**Recorded information**
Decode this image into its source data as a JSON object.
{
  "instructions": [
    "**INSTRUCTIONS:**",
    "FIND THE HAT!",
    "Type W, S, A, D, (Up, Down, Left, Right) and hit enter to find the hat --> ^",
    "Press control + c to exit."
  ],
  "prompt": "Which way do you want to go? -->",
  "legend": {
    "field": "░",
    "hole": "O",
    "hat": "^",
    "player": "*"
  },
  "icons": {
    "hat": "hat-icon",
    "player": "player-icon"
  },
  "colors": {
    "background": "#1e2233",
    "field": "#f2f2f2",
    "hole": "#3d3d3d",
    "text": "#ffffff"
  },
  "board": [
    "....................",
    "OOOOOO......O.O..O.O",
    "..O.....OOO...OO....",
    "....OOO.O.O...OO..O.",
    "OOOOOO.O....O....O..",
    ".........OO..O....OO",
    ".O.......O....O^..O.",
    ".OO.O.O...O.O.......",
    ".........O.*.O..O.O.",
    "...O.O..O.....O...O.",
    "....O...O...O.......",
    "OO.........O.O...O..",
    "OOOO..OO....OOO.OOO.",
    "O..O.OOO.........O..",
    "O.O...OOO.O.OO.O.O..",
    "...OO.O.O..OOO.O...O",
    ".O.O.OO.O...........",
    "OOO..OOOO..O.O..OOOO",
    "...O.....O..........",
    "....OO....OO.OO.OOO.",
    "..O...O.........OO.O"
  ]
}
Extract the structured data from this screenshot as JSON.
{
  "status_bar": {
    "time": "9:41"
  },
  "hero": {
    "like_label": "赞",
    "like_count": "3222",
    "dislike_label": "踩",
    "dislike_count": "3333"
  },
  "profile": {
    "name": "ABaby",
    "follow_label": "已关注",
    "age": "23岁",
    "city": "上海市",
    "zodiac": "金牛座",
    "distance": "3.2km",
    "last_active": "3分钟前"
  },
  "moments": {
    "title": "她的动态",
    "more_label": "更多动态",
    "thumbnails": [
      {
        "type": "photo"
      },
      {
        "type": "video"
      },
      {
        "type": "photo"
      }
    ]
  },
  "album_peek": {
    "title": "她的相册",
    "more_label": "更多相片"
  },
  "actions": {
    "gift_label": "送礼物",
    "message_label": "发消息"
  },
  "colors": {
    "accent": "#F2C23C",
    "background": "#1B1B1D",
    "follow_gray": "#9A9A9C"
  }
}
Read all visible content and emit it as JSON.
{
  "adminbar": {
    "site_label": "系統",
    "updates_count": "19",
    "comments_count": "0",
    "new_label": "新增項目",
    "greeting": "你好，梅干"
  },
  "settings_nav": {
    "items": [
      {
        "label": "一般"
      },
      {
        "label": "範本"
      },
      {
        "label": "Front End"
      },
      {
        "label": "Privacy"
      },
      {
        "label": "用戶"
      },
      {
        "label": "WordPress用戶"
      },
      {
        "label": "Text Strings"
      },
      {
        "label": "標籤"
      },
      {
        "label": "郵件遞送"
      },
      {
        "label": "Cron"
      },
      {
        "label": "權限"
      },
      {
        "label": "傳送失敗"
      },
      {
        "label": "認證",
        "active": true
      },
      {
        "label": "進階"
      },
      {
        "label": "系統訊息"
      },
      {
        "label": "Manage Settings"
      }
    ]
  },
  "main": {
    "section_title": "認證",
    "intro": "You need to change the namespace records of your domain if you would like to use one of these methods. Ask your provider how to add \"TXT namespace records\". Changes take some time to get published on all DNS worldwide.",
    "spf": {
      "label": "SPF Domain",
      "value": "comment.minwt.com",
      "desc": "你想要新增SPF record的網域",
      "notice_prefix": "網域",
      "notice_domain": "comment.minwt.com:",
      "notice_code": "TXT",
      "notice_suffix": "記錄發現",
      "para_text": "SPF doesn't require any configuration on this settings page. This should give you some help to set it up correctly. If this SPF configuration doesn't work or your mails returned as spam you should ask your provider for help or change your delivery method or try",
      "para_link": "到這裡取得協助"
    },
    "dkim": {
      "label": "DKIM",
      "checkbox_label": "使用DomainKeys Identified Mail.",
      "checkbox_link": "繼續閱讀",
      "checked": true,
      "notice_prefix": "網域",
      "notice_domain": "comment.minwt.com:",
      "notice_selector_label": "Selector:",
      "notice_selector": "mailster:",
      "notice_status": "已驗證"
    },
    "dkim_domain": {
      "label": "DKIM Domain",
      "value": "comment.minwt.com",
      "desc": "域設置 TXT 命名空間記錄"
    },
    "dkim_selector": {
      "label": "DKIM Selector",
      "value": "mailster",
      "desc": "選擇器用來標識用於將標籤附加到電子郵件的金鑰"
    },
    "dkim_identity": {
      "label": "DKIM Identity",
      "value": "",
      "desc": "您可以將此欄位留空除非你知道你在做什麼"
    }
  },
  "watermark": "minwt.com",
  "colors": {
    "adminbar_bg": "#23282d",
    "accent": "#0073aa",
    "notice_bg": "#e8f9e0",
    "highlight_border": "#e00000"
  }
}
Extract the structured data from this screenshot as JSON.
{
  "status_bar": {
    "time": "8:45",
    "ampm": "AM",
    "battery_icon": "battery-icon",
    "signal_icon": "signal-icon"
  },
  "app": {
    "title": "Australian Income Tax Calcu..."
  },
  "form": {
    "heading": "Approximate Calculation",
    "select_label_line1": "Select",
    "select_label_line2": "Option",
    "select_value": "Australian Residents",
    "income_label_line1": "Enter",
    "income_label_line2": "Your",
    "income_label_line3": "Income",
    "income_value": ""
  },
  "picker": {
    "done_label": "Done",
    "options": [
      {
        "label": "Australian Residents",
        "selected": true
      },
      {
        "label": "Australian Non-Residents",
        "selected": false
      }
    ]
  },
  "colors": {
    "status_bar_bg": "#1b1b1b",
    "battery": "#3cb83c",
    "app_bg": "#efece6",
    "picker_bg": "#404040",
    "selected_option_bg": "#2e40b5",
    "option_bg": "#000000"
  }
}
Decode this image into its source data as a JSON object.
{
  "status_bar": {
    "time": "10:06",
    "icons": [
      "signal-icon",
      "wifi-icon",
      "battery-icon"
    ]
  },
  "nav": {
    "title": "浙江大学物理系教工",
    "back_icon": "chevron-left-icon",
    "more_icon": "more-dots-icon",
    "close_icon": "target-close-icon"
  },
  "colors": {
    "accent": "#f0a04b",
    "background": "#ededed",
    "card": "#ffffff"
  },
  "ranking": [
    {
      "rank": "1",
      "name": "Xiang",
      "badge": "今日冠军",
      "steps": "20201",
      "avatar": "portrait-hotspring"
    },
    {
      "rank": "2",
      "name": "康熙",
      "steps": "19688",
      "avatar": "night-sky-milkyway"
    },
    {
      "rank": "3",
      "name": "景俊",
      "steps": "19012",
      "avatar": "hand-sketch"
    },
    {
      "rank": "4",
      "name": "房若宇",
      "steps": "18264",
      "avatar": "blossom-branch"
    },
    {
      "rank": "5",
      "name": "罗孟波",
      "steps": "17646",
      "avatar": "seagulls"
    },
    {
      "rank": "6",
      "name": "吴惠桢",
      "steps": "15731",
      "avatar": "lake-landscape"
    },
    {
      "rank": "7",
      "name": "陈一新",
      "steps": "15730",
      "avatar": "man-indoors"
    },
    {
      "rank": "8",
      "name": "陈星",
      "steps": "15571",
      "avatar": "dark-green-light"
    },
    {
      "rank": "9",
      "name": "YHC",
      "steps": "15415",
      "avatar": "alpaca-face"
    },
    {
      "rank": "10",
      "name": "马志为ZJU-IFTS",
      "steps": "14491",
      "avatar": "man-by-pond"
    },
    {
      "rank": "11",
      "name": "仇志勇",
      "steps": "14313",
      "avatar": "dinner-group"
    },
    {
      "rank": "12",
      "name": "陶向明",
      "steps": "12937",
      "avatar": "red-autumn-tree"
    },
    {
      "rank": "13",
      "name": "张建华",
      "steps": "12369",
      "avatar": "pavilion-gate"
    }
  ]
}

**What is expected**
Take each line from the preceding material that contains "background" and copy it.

**Written answer**
    "background": "#1e2233",
    "background": "#1B1B1D",
    "background": "#ededed",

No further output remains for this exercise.